Data entries

┄┄┄┄┄┄

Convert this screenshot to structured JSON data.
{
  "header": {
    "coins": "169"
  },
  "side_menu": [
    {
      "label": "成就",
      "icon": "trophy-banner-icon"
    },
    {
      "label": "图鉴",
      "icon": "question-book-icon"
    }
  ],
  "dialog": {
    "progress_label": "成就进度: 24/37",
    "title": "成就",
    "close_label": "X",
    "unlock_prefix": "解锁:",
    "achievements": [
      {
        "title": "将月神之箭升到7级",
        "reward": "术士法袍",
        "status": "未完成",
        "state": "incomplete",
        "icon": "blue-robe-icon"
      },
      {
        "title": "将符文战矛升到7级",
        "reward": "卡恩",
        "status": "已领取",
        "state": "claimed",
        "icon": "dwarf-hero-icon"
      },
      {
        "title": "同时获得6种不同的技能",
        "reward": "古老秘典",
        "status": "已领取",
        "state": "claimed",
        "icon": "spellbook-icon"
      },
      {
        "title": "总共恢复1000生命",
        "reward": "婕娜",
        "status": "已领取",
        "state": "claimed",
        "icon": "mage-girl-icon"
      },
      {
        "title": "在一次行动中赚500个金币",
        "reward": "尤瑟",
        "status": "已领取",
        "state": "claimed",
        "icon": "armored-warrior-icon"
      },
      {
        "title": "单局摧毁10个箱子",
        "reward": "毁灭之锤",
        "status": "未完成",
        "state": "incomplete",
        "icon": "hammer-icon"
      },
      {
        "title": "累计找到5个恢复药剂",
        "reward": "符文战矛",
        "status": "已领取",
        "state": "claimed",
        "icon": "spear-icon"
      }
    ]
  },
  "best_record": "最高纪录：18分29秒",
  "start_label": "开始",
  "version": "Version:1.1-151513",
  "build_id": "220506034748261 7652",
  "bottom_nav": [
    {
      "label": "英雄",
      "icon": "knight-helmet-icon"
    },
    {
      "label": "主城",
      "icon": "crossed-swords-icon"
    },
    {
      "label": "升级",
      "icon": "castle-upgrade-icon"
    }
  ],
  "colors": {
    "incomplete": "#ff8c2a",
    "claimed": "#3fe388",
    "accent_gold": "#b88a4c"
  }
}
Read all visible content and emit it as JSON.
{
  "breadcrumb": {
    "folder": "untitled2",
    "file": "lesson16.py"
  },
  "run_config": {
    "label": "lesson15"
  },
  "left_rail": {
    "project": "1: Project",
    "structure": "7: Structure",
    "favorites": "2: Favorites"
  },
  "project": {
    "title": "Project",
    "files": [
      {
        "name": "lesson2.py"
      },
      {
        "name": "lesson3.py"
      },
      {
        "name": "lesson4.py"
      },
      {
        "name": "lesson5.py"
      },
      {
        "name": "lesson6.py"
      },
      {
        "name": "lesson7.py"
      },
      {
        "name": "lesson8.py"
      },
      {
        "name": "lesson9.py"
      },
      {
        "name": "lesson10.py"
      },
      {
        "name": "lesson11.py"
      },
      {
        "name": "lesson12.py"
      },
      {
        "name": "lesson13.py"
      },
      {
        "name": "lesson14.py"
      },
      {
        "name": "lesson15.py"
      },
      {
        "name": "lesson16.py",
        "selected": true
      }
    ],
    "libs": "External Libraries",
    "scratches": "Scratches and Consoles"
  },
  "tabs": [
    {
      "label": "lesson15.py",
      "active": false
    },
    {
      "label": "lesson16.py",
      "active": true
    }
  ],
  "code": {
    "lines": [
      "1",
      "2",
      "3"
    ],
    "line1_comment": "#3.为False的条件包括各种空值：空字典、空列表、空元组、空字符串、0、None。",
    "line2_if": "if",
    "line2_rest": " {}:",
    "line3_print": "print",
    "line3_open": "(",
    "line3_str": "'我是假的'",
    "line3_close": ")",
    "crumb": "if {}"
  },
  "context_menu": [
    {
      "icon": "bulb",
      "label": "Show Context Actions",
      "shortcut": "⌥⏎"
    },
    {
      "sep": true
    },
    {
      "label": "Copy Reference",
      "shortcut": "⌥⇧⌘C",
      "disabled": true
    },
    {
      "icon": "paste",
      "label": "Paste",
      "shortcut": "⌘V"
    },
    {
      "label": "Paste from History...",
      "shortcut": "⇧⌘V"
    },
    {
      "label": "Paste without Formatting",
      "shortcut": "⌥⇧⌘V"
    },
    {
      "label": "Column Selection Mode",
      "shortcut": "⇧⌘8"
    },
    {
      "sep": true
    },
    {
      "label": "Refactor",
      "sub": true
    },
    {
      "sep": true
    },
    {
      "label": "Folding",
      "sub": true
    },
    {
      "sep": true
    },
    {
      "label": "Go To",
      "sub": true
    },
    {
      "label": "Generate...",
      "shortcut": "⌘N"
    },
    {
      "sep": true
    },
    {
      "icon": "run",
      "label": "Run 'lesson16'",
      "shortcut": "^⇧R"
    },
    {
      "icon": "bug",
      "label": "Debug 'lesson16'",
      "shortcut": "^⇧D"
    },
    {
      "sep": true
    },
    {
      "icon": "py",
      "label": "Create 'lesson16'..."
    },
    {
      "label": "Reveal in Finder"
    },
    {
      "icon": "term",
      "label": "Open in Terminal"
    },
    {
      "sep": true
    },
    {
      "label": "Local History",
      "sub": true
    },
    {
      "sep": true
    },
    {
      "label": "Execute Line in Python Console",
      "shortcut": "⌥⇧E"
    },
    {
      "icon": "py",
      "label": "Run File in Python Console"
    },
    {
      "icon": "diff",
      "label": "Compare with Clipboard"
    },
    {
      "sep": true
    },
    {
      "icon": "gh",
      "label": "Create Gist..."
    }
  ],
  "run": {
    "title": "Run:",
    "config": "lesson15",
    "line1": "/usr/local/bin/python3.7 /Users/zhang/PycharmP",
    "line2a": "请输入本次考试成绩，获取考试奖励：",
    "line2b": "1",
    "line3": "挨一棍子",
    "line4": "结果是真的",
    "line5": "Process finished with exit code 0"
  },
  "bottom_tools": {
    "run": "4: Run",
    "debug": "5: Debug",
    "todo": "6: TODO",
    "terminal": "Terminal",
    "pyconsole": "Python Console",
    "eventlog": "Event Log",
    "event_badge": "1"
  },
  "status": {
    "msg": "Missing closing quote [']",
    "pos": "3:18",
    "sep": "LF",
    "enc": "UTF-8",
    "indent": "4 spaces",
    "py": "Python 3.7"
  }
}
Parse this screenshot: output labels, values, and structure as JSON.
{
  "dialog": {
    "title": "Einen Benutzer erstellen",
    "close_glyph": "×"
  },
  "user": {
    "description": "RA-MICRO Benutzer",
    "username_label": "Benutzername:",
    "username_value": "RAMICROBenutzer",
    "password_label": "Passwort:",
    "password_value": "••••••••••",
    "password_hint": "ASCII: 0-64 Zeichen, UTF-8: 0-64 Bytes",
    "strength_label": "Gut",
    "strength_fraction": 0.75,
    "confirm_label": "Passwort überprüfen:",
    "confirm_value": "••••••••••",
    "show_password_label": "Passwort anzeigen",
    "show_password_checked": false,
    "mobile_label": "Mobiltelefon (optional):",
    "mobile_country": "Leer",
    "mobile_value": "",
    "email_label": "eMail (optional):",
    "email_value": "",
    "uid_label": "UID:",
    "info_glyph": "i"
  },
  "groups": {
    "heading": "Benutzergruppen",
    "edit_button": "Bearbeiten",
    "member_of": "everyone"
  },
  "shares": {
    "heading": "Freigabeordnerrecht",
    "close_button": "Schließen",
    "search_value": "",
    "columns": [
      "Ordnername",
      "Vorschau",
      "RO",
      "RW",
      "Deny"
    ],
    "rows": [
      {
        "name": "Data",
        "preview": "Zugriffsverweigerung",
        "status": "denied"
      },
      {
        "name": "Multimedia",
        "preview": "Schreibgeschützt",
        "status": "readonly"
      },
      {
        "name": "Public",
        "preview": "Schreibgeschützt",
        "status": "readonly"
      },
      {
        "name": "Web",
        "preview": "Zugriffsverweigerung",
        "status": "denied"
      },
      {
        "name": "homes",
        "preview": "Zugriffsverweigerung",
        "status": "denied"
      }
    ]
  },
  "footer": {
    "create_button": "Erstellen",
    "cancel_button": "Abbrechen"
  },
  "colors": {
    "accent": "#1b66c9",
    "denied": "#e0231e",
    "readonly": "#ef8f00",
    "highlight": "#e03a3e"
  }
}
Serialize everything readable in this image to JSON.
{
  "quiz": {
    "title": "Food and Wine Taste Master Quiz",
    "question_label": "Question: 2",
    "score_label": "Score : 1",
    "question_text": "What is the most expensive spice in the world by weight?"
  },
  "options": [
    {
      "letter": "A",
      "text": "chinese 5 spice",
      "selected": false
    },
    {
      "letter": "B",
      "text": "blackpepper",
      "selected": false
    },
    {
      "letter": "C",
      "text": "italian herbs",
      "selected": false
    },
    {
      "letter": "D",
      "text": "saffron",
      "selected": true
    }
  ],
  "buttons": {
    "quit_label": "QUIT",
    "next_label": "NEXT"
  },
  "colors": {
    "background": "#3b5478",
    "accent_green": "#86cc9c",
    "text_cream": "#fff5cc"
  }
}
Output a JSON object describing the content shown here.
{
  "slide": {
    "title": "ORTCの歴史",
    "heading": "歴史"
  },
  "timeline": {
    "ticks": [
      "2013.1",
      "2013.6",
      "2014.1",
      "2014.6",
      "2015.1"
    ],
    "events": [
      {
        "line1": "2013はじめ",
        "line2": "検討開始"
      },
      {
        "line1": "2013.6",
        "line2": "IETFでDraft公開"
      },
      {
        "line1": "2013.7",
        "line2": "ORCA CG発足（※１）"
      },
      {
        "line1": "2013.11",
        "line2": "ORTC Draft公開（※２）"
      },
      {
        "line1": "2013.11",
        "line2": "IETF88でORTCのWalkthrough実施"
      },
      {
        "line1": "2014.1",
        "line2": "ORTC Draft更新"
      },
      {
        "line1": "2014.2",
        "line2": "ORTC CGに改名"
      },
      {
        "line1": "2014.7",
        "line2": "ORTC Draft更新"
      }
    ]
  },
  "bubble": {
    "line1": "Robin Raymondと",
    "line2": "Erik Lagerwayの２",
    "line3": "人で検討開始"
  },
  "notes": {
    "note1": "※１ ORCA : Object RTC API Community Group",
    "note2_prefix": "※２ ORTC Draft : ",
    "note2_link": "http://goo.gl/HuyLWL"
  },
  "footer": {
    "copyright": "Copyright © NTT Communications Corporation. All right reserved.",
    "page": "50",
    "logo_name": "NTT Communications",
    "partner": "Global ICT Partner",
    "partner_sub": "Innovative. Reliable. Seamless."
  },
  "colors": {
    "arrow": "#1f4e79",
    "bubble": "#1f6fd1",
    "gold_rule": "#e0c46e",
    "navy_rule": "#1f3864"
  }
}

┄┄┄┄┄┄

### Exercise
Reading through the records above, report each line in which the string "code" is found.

### Response to this exercise
  "code": {
    "line5": "Process finished with exit code 0"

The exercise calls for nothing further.